“If it’s a negative comment that’s hanging over your head, the key is turning it around.”
I don’t know about you, but often when someone makes a passive aggressive or critical comment, it can ruin my whole day. I thought I was the only one who would respond this way until I talked with a coworker who said they could relate.
I’m a fairly emotional person. I’ve always been that way, and I think that’s okay. I care about others, my work, and my happiness. I know many individuals in older generations view millennials as overly emotional. They use the word “snowflake” to depict millennials as fragile and sensitive. But I think that millennials, generally speaking, are one of the most accepting and compassionate generations thus far. Look at the recent changes regarding the LGBTQ community, for example. More equalizing legislation has arisen recently than ever before. Body positivity and normalizing mental illness have also been mainstream messages largely constructed and bolstered by the millennial generation. So when someone calls you overly emotional, take it with a grain of salt, and thank them for recognizing your compassionate side.
Now that being said, I don’t always appreciate how my mind does respond to negative comments from others. Even things like constructive criticism can rub me the wrong way if presented poorly. So how can you take it in stride, learn from it, and move on with your day?
I’ve noticed it helps to begin by being mindful. Notice how the comment has made you feel. If it’s something hurtful, think about why the person has said it. Maybe it truly was a constructive comment. Take a step back and think about whether it’s actually something you can change – something that could have a good outcome. If it’s not a helpful comment, also think about why they said it. Are they hurting and therefore sensitive about something themselves? If that’s likely, try to apply your sensitivity towards being compassionate to that person. Try to understand what they’re going through. Passive aggressive comments may not really be excusable, but it certainly helps you, the receiver, if you know why something was truly said. Then you can move on.
Doing something that helps you forget about a negative comment can also help. Taking a walk, talking about it with someone, exercising, meditating watching a show, looking at your phone for a few minutes – all of these can provide a little distraction to help you move on and get through your day more positively. If you receive a negative comment about your work, think about what you can do for the rest of THAT DAY to do better. Reflect that night at home and make a plan for how you’ll do better the following day. Focusing on ACTIONS is more constructive than dwelling on the undesirable remark.
Everyone has bad days.

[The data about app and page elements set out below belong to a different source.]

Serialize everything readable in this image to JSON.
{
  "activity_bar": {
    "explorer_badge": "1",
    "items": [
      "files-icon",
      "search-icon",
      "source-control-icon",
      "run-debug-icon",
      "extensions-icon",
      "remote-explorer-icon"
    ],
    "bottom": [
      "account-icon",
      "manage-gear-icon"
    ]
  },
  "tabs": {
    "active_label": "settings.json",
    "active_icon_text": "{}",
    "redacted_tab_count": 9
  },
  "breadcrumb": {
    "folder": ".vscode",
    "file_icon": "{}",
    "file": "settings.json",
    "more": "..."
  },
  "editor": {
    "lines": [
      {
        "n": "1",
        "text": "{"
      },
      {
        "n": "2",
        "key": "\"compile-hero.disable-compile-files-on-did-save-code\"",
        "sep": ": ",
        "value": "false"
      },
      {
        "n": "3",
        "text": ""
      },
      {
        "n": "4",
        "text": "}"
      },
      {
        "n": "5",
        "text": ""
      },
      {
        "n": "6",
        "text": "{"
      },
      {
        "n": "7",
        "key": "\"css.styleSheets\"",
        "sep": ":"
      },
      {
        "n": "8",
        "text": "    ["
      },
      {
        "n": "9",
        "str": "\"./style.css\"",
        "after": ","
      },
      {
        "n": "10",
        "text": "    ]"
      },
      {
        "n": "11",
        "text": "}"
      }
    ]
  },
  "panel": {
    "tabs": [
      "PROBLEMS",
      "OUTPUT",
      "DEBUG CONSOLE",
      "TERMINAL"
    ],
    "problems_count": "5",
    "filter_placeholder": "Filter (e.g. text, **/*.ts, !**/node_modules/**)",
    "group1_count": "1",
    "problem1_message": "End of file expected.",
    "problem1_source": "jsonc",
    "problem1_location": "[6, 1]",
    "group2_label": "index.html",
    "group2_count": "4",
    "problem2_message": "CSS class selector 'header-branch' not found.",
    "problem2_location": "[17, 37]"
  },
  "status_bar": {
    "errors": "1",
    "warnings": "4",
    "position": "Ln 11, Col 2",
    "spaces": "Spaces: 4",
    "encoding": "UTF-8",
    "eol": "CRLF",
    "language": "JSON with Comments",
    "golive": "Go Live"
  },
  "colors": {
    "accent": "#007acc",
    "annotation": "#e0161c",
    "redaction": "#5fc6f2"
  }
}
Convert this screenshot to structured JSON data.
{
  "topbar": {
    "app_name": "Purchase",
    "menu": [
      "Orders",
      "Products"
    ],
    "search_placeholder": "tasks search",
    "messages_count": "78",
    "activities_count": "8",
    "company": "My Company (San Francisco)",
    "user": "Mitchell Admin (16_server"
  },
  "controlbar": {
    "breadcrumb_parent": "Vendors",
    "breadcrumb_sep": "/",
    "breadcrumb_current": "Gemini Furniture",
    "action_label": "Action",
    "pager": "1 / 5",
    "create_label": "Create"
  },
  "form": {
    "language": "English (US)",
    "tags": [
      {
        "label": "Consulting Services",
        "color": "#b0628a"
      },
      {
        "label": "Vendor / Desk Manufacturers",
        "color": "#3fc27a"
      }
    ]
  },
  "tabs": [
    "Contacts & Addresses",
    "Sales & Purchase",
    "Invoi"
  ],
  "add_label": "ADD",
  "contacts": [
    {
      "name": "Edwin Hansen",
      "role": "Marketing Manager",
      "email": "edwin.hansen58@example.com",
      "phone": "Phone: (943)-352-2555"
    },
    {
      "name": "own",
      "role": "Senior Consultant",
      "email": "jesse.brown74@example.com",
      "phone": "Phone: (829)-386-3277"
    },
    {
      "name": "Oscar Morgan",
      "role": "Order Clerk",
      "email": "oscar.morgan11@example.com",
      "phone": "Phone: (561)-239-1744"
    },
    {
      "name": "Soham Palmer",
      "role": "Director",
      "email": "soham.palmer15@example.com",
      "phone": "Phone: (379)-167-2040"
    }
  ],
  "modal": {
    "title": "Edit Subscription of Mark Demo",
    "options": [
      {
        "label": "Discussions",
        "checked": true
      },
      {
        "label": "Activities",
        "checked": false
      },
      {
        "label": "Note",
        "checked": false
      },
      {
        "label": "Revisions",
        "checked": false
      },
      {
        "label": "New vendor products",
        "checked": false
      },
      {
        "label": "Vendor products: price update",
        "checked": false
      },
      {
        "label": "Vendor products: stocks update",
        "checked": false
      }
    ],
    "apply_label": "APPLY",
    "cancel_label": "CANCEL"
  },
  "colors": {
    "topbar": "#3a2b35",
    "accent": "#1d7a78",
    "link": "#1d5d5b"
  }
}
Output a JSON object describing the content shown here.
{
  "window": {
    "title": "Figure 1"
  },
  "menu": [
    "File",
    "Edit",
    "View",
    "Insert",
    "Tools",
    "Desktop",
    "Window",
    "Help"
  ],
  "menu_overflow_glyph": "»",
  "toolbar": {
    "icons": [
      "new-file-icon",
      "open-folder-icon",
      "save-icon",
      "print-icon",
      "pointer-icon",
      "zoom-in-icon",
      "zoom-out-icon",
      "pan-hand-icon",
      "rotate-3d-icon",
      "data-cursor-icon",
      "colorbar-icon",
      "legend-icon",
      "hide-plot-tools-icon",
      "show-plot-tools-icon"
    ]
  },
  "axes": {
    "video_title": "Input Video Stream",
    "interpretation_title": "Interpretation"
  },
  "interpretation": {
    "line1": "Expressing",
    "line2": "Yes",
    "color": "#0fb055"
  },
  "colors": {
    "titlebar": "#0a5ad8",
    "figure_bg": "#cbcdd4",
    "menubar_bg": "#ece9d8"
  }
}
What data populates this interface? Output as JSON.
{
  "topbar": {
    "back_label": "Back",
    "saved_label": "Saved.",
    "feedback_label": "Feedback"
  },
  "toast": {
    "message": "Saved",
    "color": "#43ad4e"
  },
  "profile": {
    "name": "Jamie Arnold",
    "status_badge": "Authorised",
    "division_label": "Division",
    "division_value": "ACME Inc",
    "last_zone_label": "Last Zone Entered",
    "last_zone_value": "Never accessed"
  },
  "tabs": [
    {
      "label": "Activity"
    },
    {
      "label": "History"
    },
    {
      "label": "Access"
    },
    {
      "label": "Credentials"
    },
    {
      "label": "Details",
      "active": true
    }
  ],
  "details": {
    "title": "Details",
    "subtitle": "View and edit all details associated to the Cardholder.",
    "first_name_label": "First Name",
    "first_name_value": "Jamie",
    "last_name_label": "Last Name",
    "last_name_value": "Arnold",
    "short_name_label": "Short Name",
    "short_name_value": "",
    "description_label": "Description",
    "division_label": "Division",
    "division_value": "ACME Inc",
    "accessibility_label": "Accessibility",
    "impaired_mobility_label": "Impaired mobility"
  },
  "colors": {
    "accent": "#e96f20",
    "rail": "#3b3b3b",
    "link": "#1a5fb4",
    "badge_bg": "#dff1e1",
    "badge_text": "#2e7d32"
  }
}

If it’s a negative comment that’s hanging over your head, the key is turning it around. Know when to learn something from it – and when to cast it off. We all deal with unkind interactions differently. Work on becoming mindful and you will learn what works best for you. 🙂